-- Task goal --
Nothing but the lines from the one containing "Convert this screenshot" through the final line of the data should be repeated, and each must be exact.

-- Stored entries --
───
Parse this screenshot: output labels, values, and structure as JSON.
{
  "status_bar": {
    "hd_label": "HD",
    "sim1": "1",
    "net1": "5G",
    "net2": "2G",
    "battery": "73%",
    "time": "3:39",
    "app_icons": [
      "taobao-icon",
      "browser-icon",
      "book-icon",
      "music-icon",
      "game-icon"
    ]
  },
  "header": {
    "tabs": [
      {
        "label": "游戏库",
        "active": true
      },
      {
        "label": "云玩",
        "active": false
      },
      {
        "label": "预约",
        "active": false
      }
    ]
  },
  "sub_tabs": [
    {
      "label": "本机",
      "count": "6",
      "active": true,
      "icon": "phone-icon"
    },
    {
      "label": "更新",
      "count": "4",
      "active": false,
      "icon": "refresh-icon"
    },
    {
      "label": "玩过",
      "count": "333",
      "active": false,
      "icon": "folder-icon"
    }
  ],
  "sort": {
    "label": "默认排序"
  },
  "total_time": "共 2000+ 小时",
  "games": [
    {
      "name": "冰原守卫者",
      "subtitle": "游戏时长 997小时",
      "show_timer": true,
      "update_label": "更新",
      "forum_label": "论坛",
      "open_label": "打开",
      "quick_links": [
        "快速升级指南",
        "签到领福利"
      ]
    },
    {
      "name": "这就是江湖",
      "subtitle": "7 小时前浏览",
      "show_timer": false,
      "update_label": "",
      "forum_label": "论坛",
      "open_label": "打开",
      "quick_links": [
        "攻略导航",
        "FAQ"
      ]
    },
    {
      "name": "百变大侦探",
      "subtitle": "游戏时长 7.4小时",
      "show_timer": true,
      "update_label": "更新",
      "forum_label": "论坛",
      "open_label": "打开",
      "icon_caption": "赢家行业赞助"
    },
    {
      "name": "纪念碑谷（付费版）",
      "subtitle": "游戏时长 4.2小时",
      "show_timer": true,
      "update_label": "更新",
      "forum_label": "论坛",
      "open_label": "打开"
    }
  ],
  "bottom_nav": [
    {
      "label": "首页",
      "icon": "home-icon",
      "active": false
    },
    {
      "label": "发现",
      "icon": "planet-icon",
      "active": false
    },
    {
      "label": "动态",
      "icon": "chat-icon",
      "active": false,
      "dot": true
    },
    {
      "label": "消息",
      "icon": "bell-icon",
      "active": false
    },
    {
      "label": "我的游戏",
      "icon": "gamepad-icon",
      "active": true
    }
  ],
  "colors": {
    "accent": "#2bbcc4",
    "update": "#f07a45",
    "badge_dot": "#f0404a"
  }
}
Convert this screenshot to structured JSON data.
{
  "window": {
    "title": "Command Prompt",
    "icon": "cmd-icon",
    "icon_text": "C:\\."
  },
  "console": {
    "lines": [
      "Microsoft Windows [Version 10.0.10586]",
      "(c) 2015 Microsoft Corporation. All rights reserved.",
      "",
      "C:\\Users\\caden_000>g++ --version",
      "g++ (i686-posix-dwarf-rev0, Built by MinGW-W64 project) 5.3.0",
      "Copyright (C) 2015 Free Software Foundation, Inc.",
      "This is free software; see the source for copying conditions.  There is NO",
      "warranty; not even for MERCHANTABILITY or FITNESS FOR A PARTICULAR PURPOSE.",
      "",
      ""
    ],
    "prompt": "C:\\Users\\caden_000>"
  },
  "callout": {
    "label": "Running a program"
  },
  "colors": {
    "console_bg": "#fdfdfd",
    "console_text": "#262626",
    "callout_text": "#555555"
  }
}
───
-- Solution --
Convert this screenshot to structured JSON data.
{
  "window": {
    "title": "Command Prompt",
    "icon": "cmd-icon",
    "icon_text": "C:\\."
  },
  "console": {
    "lines": [
      "Microsoft Windows [Version 10.0.10586]",
      "(c) 2015 Microsoft Corporation. All rights reserved.",
      "",
      "C:\\Users\\caden_000>g++ --version",
      "g++ (i686-posix-dwarf-rev0, Built by MinGW-W64 project) 5.3.0",
      "Copyright (C) 2015 Free Software Foundation, Inc.",
      "This is free software; see the source for copying conditions.  There is NO",
      "warranty; not even for MERCHANTABILITY or FITNESS FOR A PARTICULAR PURPOSE.",
      "",
      ""
    ],
    "prompt": "C:\\Users\\caden_000>"
  },
  "callout": {
    "label": "Running a program"
  },
  "colors": {
    "console_bg": "#fdfdfd",
    "console_text": "#262626",
    "callout_text": "#555555"
  }
}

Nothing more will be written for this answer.